(Reuters) - Puda Coal Inc, one of many Chinese companies to face U.S. regulatory scrutiny over their financial reporting, said it may face an enforcement action by the U.S. Securities and Exchange Commission.
In a statement released Friday night, Puda said it had received a Wells notice on December 28 indicating that the SEC may start proceedings to decide whether to suspend or revoke registrations for its securities because of the company’s failure to file timely, audited quarterly and annual reports.
Puda said it has until January 16 to raise any defenses, and is considering its options. The Taiyuan-based company also announced the December 20 resignation of a director, Jianfei Ni.
A U.S.-based spokesman for Puda did not immediately respond to a request for comment.

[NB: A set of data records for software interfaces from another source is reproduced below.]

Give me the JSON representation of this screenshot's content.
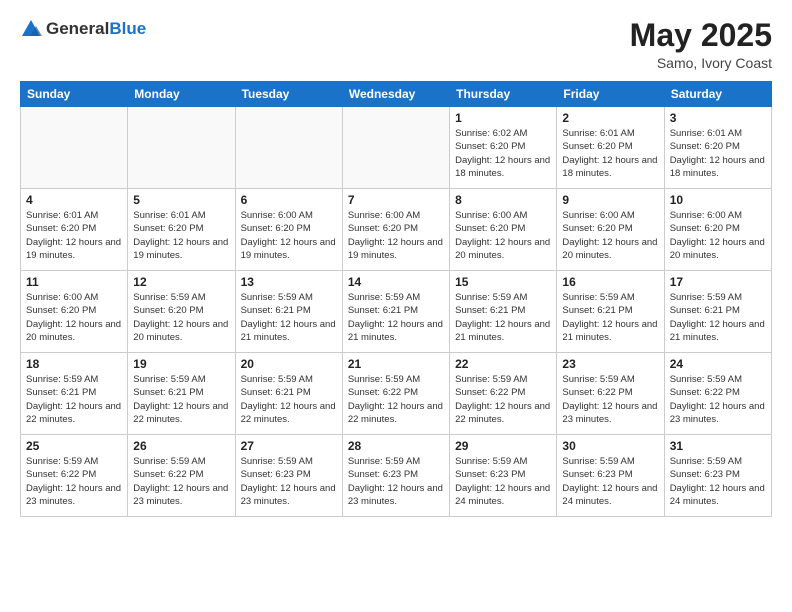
{
  "header": {
    "logo_general": "General",
    "logo_blue": "Blue",
    "title": "May 2025",
    "location": "Samo, Ivory Coast"
  },
  "weekdays": [
    "Sunday",
    "Monday",
    "Tuesday",
    "Wednesday",
    "Thursday",
    "Friday",
    "Saturday"
  ],
  "weeks": [
    [
      {
        "day": "",
        "info": ""
      },
      {
        "day": "",
        "info": ""
      },
      {
        "day": "",
        "info": ""
      },
      {
        "day": "",
        "info": ""
      },
      {
        "day": "1",
        "info": "Sunrise: 6:02 AM\nSunset: 6:20 PM\nDaylight: 12 hours\nand 18 minutes."
      },
      {
        "day": "2",
        "info": "Sunrise: 6:01 AM\nSunset: 6:20 PM\nDaylight: 12 hours\nand 18 minutes."
      },
      {
        "day": "3",
        "info": "Sunrise: 6:01 AM\nSunset: 6:20 PM\nDaylight: 12 hours\nand 18 minutes."
      }
    ],
    [
      {
        "day": "4",
        "info": "Sunrise: 6:01 AM\nSunset: 6:20 PM\nDaylight: 12 hours\nand 19 minutes."
      },
      {
        "day": "5",
        "info": "Sunrise: 6:01 AM\nSunset: 6:20 PM\nDaylight: 12 hours\nand 19 minutes."
      },
      {
        "day": "6",
        "info": "Sunrise: 6:00 AM\nSunset: 6:20 PM\nDaylight: 12 hours\nand 19 minutes."
      },
      {
        "day": "7",
        "info": "Sunrise: 6:00 AM\nSunset: 6:20 PM\nDaylight: 12 hours\nand 19 minutes."
      },
      {
        "day": "8",
        "info": "Sunrise: 6:00 AM\nSunset: 6:20 PM\nDaylight: 12 hours\nand 20 minutes."
      },
      {
        "day": "9",
        "info": "Sunrise: 6:00 AM\nSunset: 6:20 PM\nDaylight: 12 hours\nand 20 minutes."
      },
      {
        "day": "10",
        "info": "Sunrise: 6:00 AM\nSunset: 6:20 PM\nDaylight: 12 hours\nand 20 minutes."
      }
    ],
    [
      {
        "day": "11",
        "info": "Sunrise: 6:00 AM\nSunset: 6:20 PM\nDaylight: 12 hours\nand 20 minutes."
      },
      {
        "day": "12",
        "info": "Sunrise: 5:59 AM\nSunset: 6:20 PM\nDaylight: 12 hours\nand 20 minutes."
      },
      {
        "day": "13",
        "info": "Sunrise: 5:59 AM\nSunset: 6:21 PM\nDaylight: 12 hours\nand 21 minutes."
      },
      {
        "day": "14",
        "info": "Sunrise: 5:59 AM\nSunset: 6:21 PM\nDaylight: 12 hours\nand 21 minutes."
      },
      {
        "day": "15",
        "info": "Sunrise: 5:59 AM\nSunset: 6:21 PM\nDaylight: 12 hours\nand 21 minutes."
      },
      {
        "day": "16",
        "info": "Sunrise: 5:59 AM\nSunset: 6:21 PM\nDaylight: 12 hours\nand 21 minutes."
      },
      {
        "day": "17",
        "info": "Sunrise: 5:59 AM\nSunset: 6:21 PM\nDaylight: 12 hours\nand 21 minutes."
      }
    ],
    [
      {
        "day": "18",
        "info": "Sunrise: 5:59 AM\nSunset: 6:21 PM\nDaylight: 12 hours\nand 22 minutes."
      },
      {
        "day": "19",
        "info": "Sunrise: 5:59 AM\nSunset: 6:21 PM\nDaylight: 12 hours\nand 22 minutes."
      },
      {
        "day": "20",
        "info": "Sunrise: 5:59 AM\nSunset: 6:21 PM\nDaylight: 12 hours\nand 22 minutes."
      },
      {
        "day": "21",
        "info": "Sunrise: 5:59 AM\nSunset: 6:22 PM\nDaylight: 12 hours\nand 22 minutes."
      },
      {
        "day": "22",
        "info": "Sunrise: 5:59 AM\nSunset: 6:22 PM\nDaylight: 12 hours\nand 22 minutes."
      },
      {
        "day": "23",
        "info": "Sunrise: 5:59 AM\nSunset: 6:22 PM\nDaylight: 12 hours\nand 23 minutes."
      },
      {
        "day": "24",
        "info": "Sunrise: 5:59 AM\nSunset: 6:22 PM\nDaylight: 12 hours\nand 23 minutes."
      }
    ],
    [
      {
        "day": "25",
        "info": "Sunrise: 5:59 AM\nSunset: 6:22 PM\nDaylight: 12 hours\nand 23 minutes."
      },
      {
        "day": "26",
        "info": "Sunrise: 5:59 AM\nSunset: 6:22 PM\nDaylight: 12 hours\nand 23 minutes."
      },
      {
        "day": "27",
        "info": "Sunrise: 5:59 AM\nSunset: 6:23 PM\nDaylight: 12 hours\nand 23 minutes."
      },
      {
        "day": "28",
        "info": "Sunrise: 5:59 AM\nSunset: 6:23 PM\nDaylight: 12 hours\nand 23 minutes."
      },
      {
        "day": "29",
        "info": "Sunrise: 5:59 AM\nSunset: 6:23 PM\nDaylight: 12 hours\nand 24 minutes."
      },
      {
        "day": "30",
        "info": "Sunrise: 5:59 AM\nSunset: 6:23 PM\nDaylight: 12 hours\nand 24 minutes."
      },
      {
        "day": "31",
        "info": "Sunrise: 5:59 AM\nSunset: 6:23 PM\nDaylight: 12 hours\nand 24 minutes."
      }
    ]
  ]
}
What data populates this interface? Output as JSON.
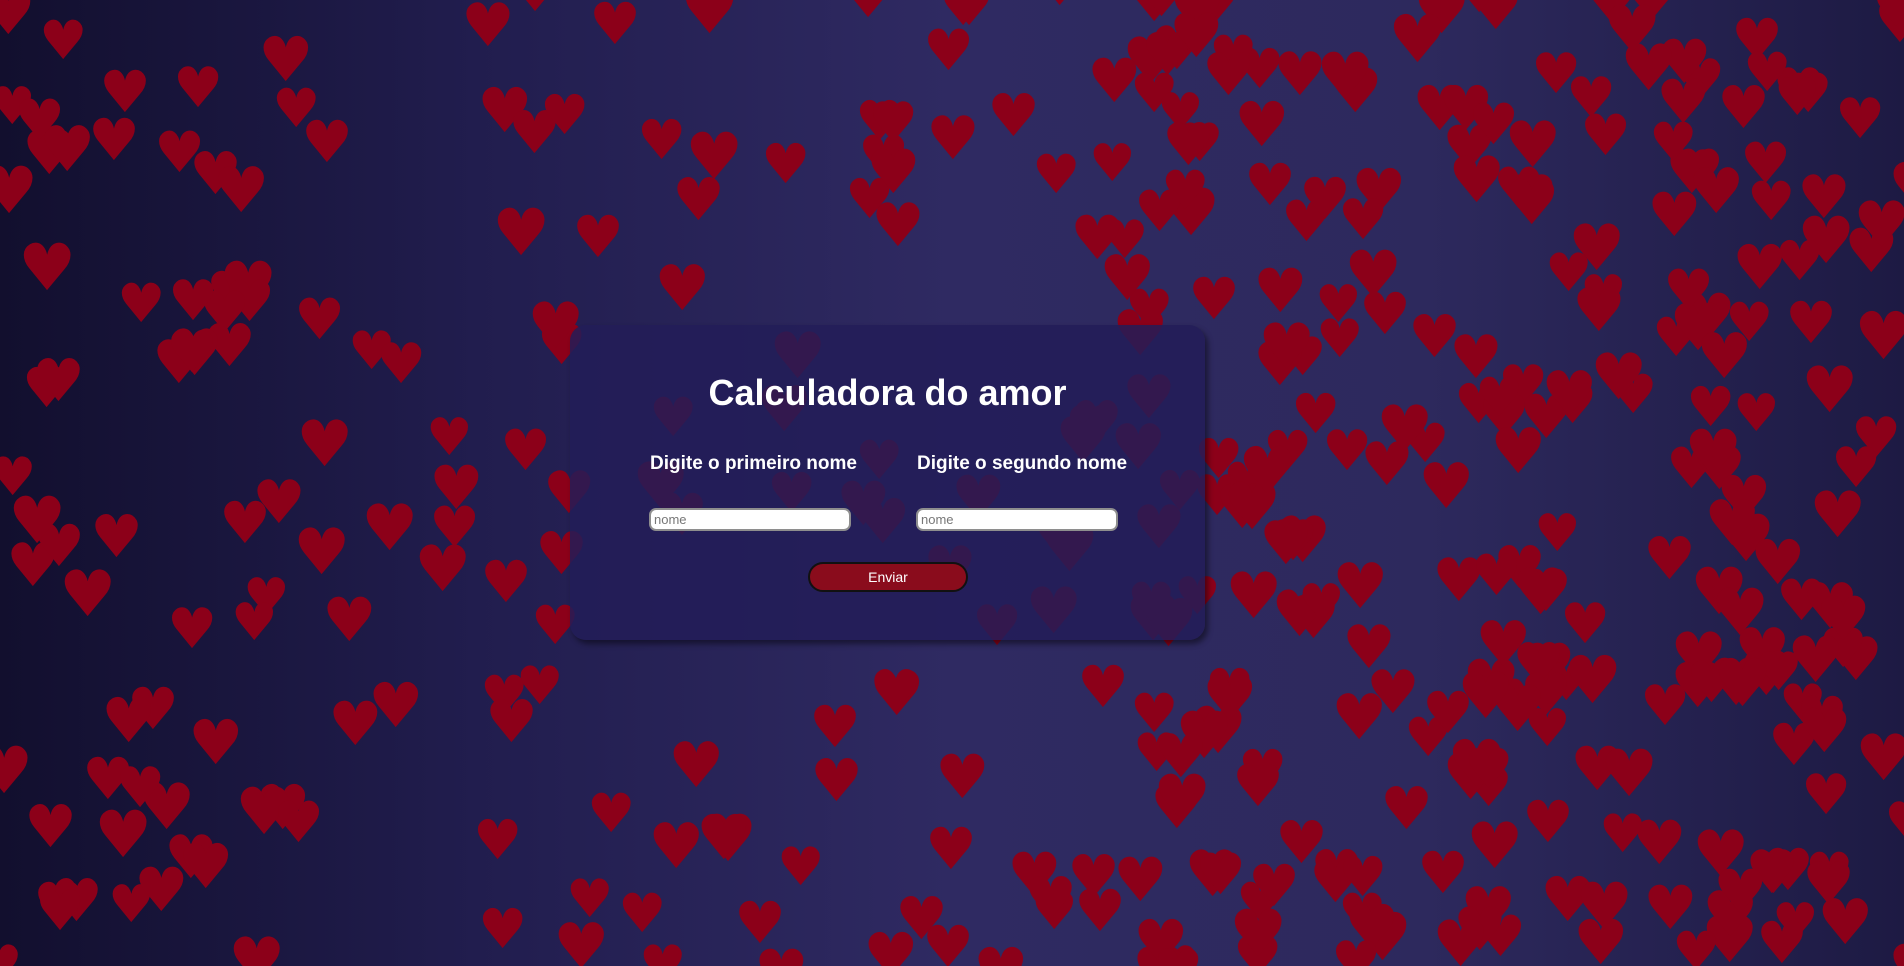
{
  "page": {
    "title": "Calculadora do amor"
  },
  "form": {
    "first_name_label": "Digite o primeiro nome",
    "first_name_placeholder": "nome",
    "first_name_value": "",
    "second_name_label": "Digite o segundo nome",
    "second_name_placeholder": "nome",
    "second_name_value": "",
    "submit_label": "Enviar"
  },
  "background": {
    "decoration_icon": "heart-icon",
    "heart_color": "#8c0019",
    "gradient_colors": [
      "#120f2e",
      "#2f2a62",
      "#1d1a43"
    ]
  },
  "colors": {
    "card_background": "#221d58",
    "button_background": "#8a0c1c",
    "text": "#ffffff"
  }
}
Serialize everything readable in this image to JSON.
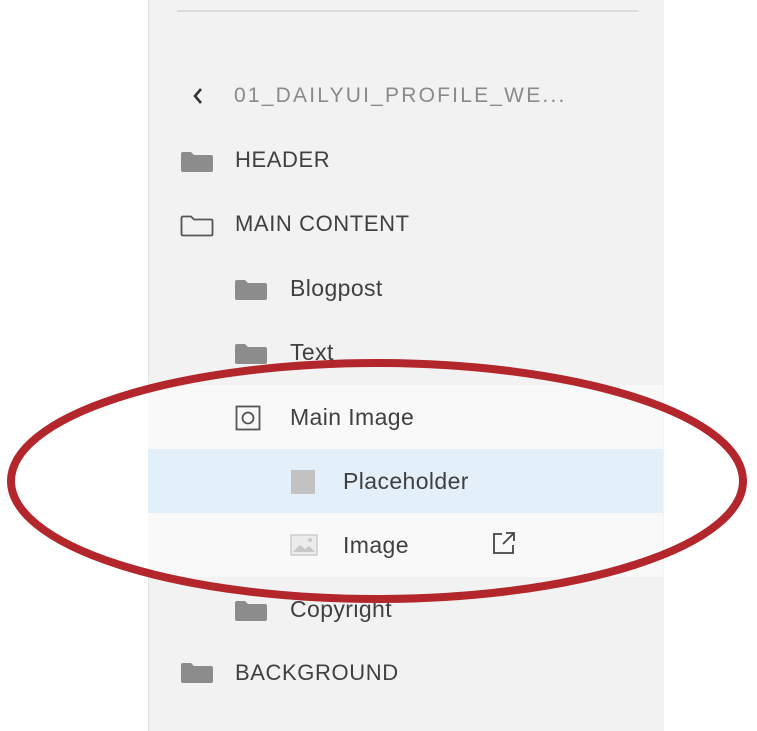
{
  "layers_panel": {
    "breadcrumb": "01_DAILYUI_PROFILE_WE...",
    "items": [
      {
        "label": "HEADER",
        "icon": "folder-filled-icon"
      },
      {
        "label": "MAIN CONTENT",
        "icon": "folder-open-icon"
      },
      {
        "label": "Blogpost",
        "icon": "folder-filled-icon"
      },
      {
        "label": "Text",
        "icon": "folder-filled-icon"
      },
      {
        "label": "Main Image",
        "icon": "mask-group-icon"
      },
      {
        "label": "Placeholder",
        "icon": "rectangle-icon"
      },
      {
        "label": "Image",
        "icon": "image-icon"
      },
      {
        "label": "Copyright",
        "icon": "folder-filled-icon"
      },
      {
        "label": "BACKGROUND",
        "icon": "folder-filled-icon"
      }
    ]
  },
  "colors": {
    "panel_background": "#f2f2f2",
    "selected_row": "#e3eff9",
    "annotation_ellipse": "#b3262b",
    "text": "#404040",
    "icon": "#8c8c8c"
  }
}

In September, Puda said an internal probe found that Chairman Ming Zhao had transferred ownership of a large stake in a coal subsidiary to himself in 2009 without seeking formal shareholder approval, and that Chief Executive Liping Zhu was aware of the transaction.
Two months earlier, Puda’s auditor Moore Stephens resigned, and said audit reports for the 2009 and 2010 fiscal years should no longer be relied on with respect to the transfer and other suspect transactions.
Puda said it began the probe after a short seller of its stock published an article accusing Ming Zhao of engaging in a number of undisclosed transactions involving the coal unit.
Short-sellers have also issued research targeting many other Chinese companies in which they have short positions. These reports often cause the companies’ shares to fall.
Puda shares closed Friday down 2 cents at 48 cents on the Pink Sheets.
Reporting by Jonathan Stempel in New York; Editing by Bernard Orr